The first time I heard Flugen play, I was a stranger shooting her in her studio. A generous person in every way possible, she insisted on playing us some of her stuff back then. Watching her maneuver her setup was a thrill of its own. Listening to her delicately layered music was quite the discovery to my ears. Since then, Flugen has only continued honing her sound giving us Poupayee, released June 12 on Putzi Productions.

According to the artist, the album is the story of the mind. It is a journey through her synapses and nerves during different states, moments, challenges. What strikes me most in the album is how organic and naturalistic it is. She rarely ever hides her connection to her roots and nature which is why the earthy sound that overtakes the album comes as no surprise.

In Poupayee, Flugen exists through her music. She doesn’t try to create something different, she doesn’t actively plan on putting out a groundbreaking piece. However, in doing so, she achieves just that. There’s an effortless charm to the album. The most accurate metaphor I can think of is realist cinema. Poupayee is a realist album in which things happen intrinsically and you witness them, and you take part of them. Throughout the album, Flugen is feeling, thinking, producing and you can’t but relate. You might not feel exactly what she’s feeling, you might not think exactly what she’s thinking but you sure are feeling with her, thinking with her, reacting to her and, ultimately, that’s what art is all about.

The album kicks off with “Change.” For the first few seconds, you’re confused whether you’re hearing waves crashing or leaves bristling. Either way you know that it’s the wind of change. The Poupayee journey picks up around the middle of the track where the producer throws in a mixture of enchanting tracks topping them all off with her signature flute. You’re with a flock of birds and heading somewhere not necessarily known.

In “Shades Of Blue” the flock is flying a bit higher, observing from above. The track starts off more rhythmically but it slowly picks up and explodes into an ominously uplifting anthem.
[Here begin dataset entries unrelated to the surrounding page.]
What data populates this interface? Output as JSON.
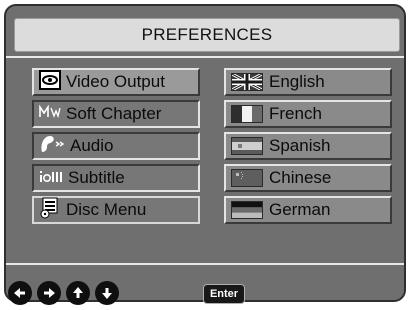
{
  "title": "PREFERENCES",
  "menu": {
    "items": [
      {
        "label": "Video Output",
        "icon": "video-output-icon"
      },
      {
        "label": "Soft Chapter",
        "icon": "soft-chapter-icon"
      },
      {
        "label": "Audio",
        "icon": "audio-icon"
      },
      {
        "label": "Subtitle",
        "icon": "subtitle-icon"
      },
      {
        "label": "Disc Menu",
        "icon": "disc-menu-icon"
      }
    ]
  },
  "languages": {
    "items": [
      {
        "label": "English",
        "flag": "uk-flag-icon"
      },
      {
        "label": "French",
        "flag": "france-flag-icon"
      },
      {
        "label": "Spanish",
        "flag": "spain-flag-icon"
      },
      {
        "label": "Chinese",
        "flag": "china-flag-icon"
      },
      {
        "label": "German",
        "flag": "germany-flag-icon"
      }
    ]
  },
  "footer": {
    "nav_icons": [
      "left-arrow-icon",
      "right-arrow-icon",
      "up-arrow-icon",
      "down-arrow-icon"
    ],
    "enter_label": "Enter"
  },
  "colors": {
    "panel": "#6f6f6f",
    "button_face": "#9a9a9a",
    "selected_face": "#777777"
  }
}
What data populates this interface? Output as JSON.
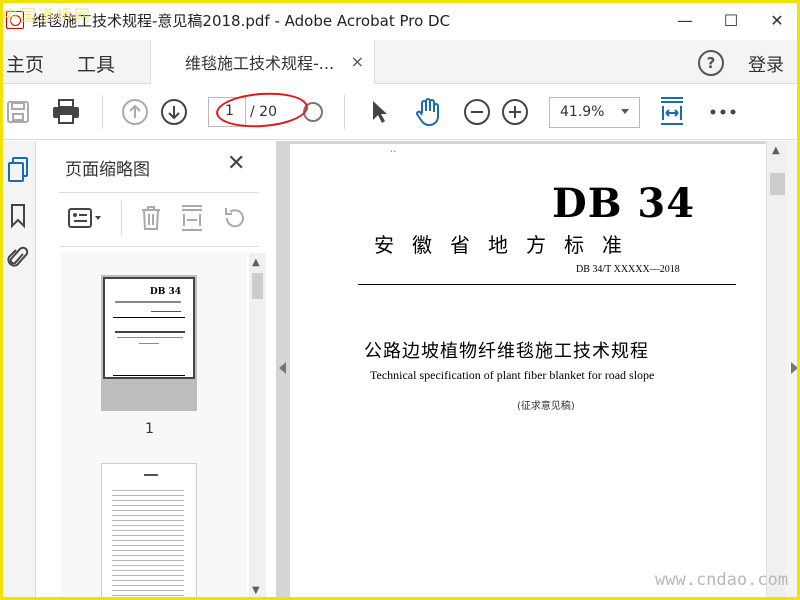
{
  "window": {
    "title": "维毯施工技术规程-意见稿2018.pdf - Adobe Acrobat Pro DC",
    "minimize": "—",
    "maximize": "☐",
    "close": "✕"
  },
  "menu": {
    "home": "主页",
    "tools": "工具",
    "tab_label": "维毯施工技术规程-...",
    "tab_close": "×",
    "help": "?",
    "login": "登录"
  },
  "toolbar": {
    "current_page": "1",
    "total_pages": "/ 20",
    "zoom": "41.9%",
    "icons": [
      "save-icon",
      "print-icon",
      "page-up-icon",
      "page-down-icon",
      "select-cursor-icon",
      "hand-tool-icon",
      "zoom-out-icon",
      "zoom-in-icon",
      "fit-page-icon",
      "more-icon"
    ],
    "accent_color": "#1c6bb0"
  },
  "sidebar": {
    "panel_title": "页面缩略图",
    "close": "✕",
    "thumbnails": [
      {
        "label": "1",
        "db": "DB 34"
      },
      {
        "label": ""
      }
    ]
  },
  "document": {
    "db_code": "DB 34",
    "standard_name": "安徽省地方标准",
    "std_number": "DB 34/T XXXXX—2018",
    "title_cn": "公路边坡植物纤维毯施工技术规程",
    "title_en": "Technical specification of plant fiber blanket for road slope",
    "draft_note": "(征求意见稿)"
  },
  "watermarks": {
    "top_left": "中国道桥网",
    "bottom_right": "www.cndao.com"
  },
  "colors": {
    "frame": "#f2e200",
    "annotation": "#e01a1a"
  }
}
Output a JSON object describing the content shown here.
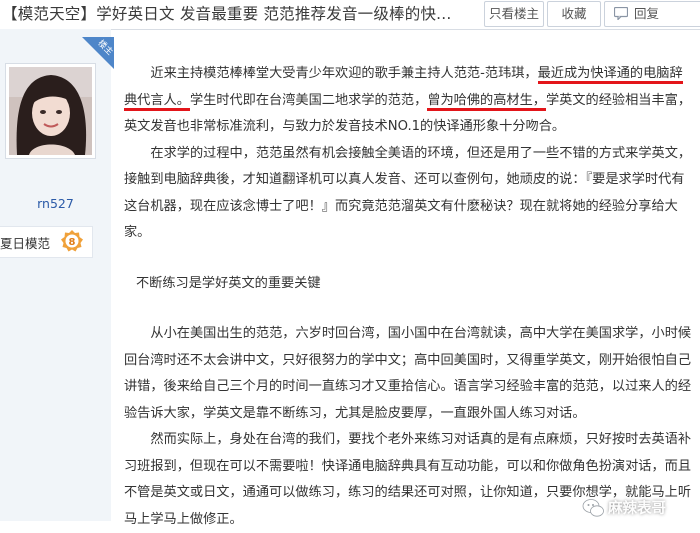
{
  "thread": {
    "title": "【模范天空】学好英日文 发音最重要 范范推荐发音一级棒的快..."
  },
  "toolbar": {
    "only_host_label": "只看楼主",
    "collect_label": "收藏",
    "reply_label": "回复"
  },
  "author": {
    "badge_label": "楼主",
    "name": "rn527",
    "level_name": "夏日模范",
    "level": "8"
  },
  "post": {
    "p1": {
      "a": "近来主持模范棒棒堂大受青少年欢迎的歌手兼主持人范范-范玮琪，",
      "b": "最近成为快译通的电脑辞典代言人。",
      "c": "学生时代即在台湾美国二地求学的范范，",
      "d": "曾为哈佛的高材生，",
      "e": "学英文的经验相当丰富，英文发音也非常标准流利，与致力於发音技术NO.1的快译通形象十分吻合。"
    },
    "p2": "在求学的过程中，范范虽然有机会接触全美语的环境，但还是用了一些不错的方式来学英文，接触到电脑辞典後，才知道翻译机可以真人发音、还可以查例句，她顽皮的说：『要是求学时代有这台机器，现在应该念博士了吧！』而究竟范范溜英文有什麽秘诀？现在就将她的经验分享给大家。",
    "subtitle": "不断练习是学好英文的重要关键",
    "p3": "从小在美国出生的范范，六岁时回台湾，国小国中在台湾就读，高中大学在美国求学，小时候回台湾时还不太会讲中文，只好很努力的学中文；高中回美国时，又得重学英文，刚开始很怕自己讲错，後来给自己三个月的时间一直练习才又重拾信心。语言学习经验丰富的范范，以过来人的经验告诉大家，学英文是靠不断练习，尤其是脸皮要厚，一直跟外国人练习对话。",
    "p4": "然而实际上，身处在台湾的我们，要找个老外来练习对话真的是有点麻烦，只好按时去英语补习班报到，但现在可以不需要啦！快译通电脑辞典具有互动功能，可以和你做角色扮演对话，而且不管是英文或日文，通通可以做练习，练习的结果还可对照，让你知道，只要你想学，就能马上听马上学马上做修正。"
  },
  "watermark": {
    "text": "麻辣表哥"
  },
  "colors": {
    "underline": "#e3151a",
    "sidebar_bg": "#f1f5f9",
    "name_link": "#2b5aa8",
    "badge_blue": "#4e86c9",
    "level_orange": "#f0a13a"
  }
}
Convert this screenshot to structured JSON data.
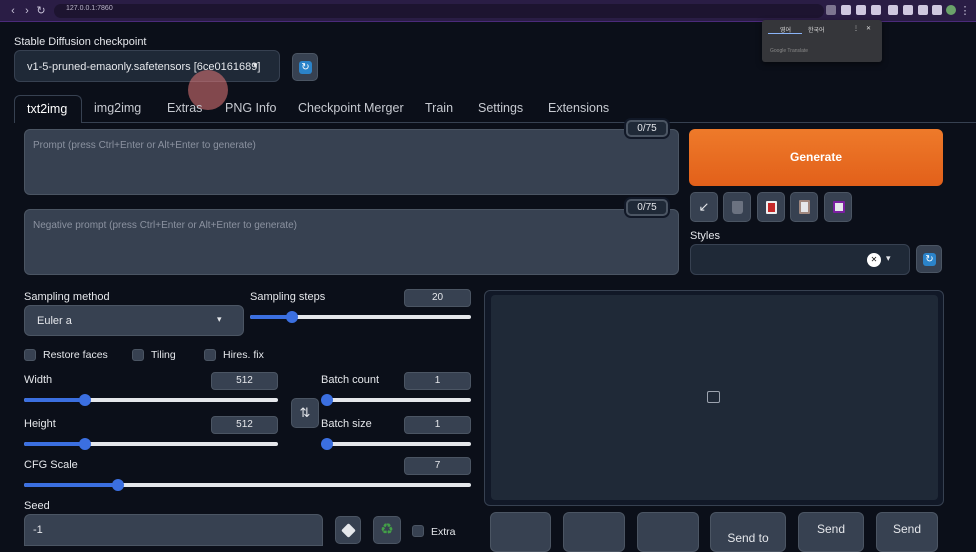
{
  "browser": {
    "url": "127.0.0.1:7860"
  },
  "translate_popup": {
    "tab_one": "영어",
    "tab_two": "한국어",
    "footer": "Google Translate"
  },
  "checkpoint": {
    "label": "Stable Diffusion checkpoint",
    "value": "v1-5-pruned-emaonly.safetensors [6ce0161689]"
  },
  "tabs": [
    "txt2img",
    "img2img",
    "Extras",
    "PNG Info",
    "Checkpoint Merger",
    "Train",
    "Settings",
    "Extensions"
  ],
  "active_tab": "txt2img",
  "prompt": {
    "placeholder": "Prompt (press Ctrl+Enter or Alt+Enter to generate)",
    "counter": "0/75"
  },
  "negative_prompt": {
    "placeholder": "Negative prompt (press Ctrl+Enter or Alt+Enter to generate)",
    "counter": "0/75"
  },
  "generate_label": "Generate",
  "tool_icons": [
    "arrow-diagonal-icon",
    "trash-icon",
    "red-card-icon",
    "clipboard-icon",
    "save-icon"
  ],
  "styles": {
    "label": "Styles",
    "clear_symbol": "✕",
    "dropdown_symbol": "▾"
  },
  "sampling_method": {
    "label": "Sampling method",
    "value": "Euler a"
  },
  "sampling_steps": {
    "label": "Sampling steps",
    "value": "20",
    "fraction": 0.19
  },
  "checkboxes": {
    "restore_faces": "Restore faces",
    "tiling": "Tiling",
    "hires_fix": "Hires. fix",
    "extra": "Extra"
  },
  "width": {
    "label": "Width",
    "value": "512",
    "fraction": 0.24
  },
  "height": {
    "label": "Height",
    "value": "512",
    "fraction": 0.24
  },
  "batch_count": {
    "label": "Batch count",
    "value": "1",
    "fraction": 0.0
  },
  "batch_size": {
    "label": "Batch size",
    "value": "1",
    "fraction": 0.0
  },
  "cfg_scale": {
    "label": "CFG Scale",
    "value": "7",
    "fraction": 0.21
  },
  "seed": {
    "label": "Seed",
    "value": "-1"
  },
  "bottom_buttons": {
    "send_to": "Send to",
    "send_a": "Send",
    "send_b": "Send"
  },
  "colors": {
    "accent": "#ea6a23",
    "slider": "#3b6fe0",
    "background": "#0b0f19"
  }
}
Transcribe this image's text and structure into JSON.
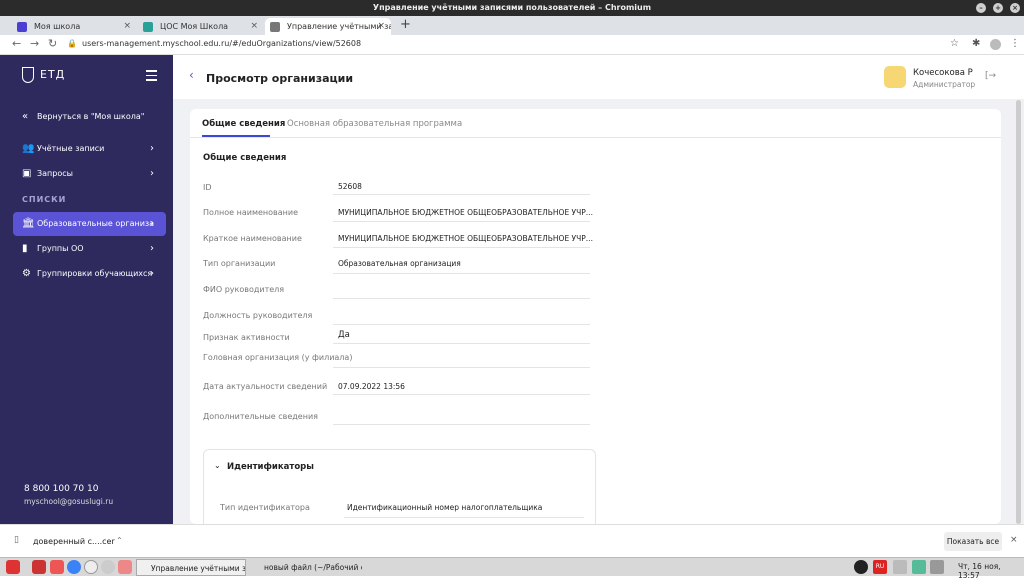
{
  "window": {
    "title": "Управление учётными записями пользователей – Chromium"
  },
  "tabs": [
    {
      "label": "Моя школа",
      "color": "#4b3fd1"
    },
    {
      "label": "ЦОС Моя Школа",
      "color": "#2aa198"
    },
    {
      "label": "Управление учётными запис",
      "color": "#777777"
    }
  ],
  "address": {
    "url": "users-management.myschool.edu.ru/#/eduOrganizations/view/52608"
  },
  "sidebar": {
    "logo": "ЕТД",
    "back": "Вернуться в \"Моя школа\"",
    "items": [
      {
        "label": "Учётные записи",
        "icon": "users-icon"
      },
      {
        "label": "Запросы",
        "icon": "inbox-icon"
      }
    ],
    "section": "СПИСКИ",
    "list_items": [
      {
        "label": "Образовательные организа",
        "icon": "building-icon",
        "active": true
      },
      {
        "label": "Группы ОО",
        "icon": "bookmark-icon"
      },
      {
        "label": "Группировки обучающихся",
        "icon": "gear-icon"
      }
    ],
    "phone": "8 800 100 70 10",
    "email": "myschool@gosuslugi.ru"
  },
  "header": {
    "title": "Просмотр организации",
    "user_name": "Кочесокова Р",
    "user_role": "Администратор"
  },
  "content_tabs": [
    "Общие сведения",
    "Основная образовательная программа"
  ],
  "section_title": "Общие сведения",
  "fields": [
    {
      "label": "ID",
      "value": "52608"
    },
    {
      "label": "Полное наименование",
      "value": "МУНИЦИПАЛЬНОЕ БЮДЖЕТНОЕ ОБЩЕОБРАЗОВАТЕЛЬНОЕ УЧР..."
    },
    {
      "label": "Краткое наименование",
      "value": "МУНИЦИПАЛЬНОЕ БЮДЖЕТНОЕ ОБЩЕОБРАЗОВАТЕЛЬНОЕ УЧР..."
    },
    {
      "label": "Тип организации",
      "value": "Образовательная организация"
    },
    {
      "label": "ФИО руководителя",
      "value": ""
    },
    {
      "label": "Должность руководителя",
      "value": ""
    },
    {
      "label": "Признак активности",
      "value": "Да"
    },
    {
      "label": "Головная организация (у филиала)",
      "value": ""
    },
    {
      "label": "Дата актуальности сведений",
      "value": "07.09.2022 13:56"
    },
    {
      "label": "Дополнительные сведения",
      "value": ""
    }
  ],
  "identifiers": {
    "title": "Идентификаторы",
    "label": "Тип идентификатора",
    "value": "Идентификационный номер налогоплательщика"
  },
  "download": {
    "file": "доверенный с....cer",
    "show_all": "Показать все"
  },
  "taskbar": {
    "win1": "Управление учётными запи...",
    "win2": "новый файл (~/Рабочий ст...",
    "lang": "RU",
    "clock": "Чт, 16 ноя, 13:57"
  }
}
You’re metamorphosing, twisting, rotating in an abyss as you begin to feel the imminent sun.

Building up to the album’s title track, the beginning of “Poupayee” takes you back to childhood’s innocence. The dream intro soon finds male vocals gently singing gibberish. While Flugen makes it a point to prove that gibberish can show the truth more than actual words, I feel it’s a song about childhood. Poupayee is a track about the truth of being human as heard through a child’s ears.

Concluding the album with “Surrender & Release,” Flugen does not give you closure. She does not her journey through the mind in peace, she doesn’t let you go with a finality that resembles not reality. She uses her very own vocals and addresses the listener directly. She reveals her truth as her art and signs you off with another storm to be weathered, hopefully, in upcoming work.

Check out the album to be released via Believe Digital Services, , and made available on all streaming platforms worldwide (Spotify, Apple Music, Deezer, Anghami, etc).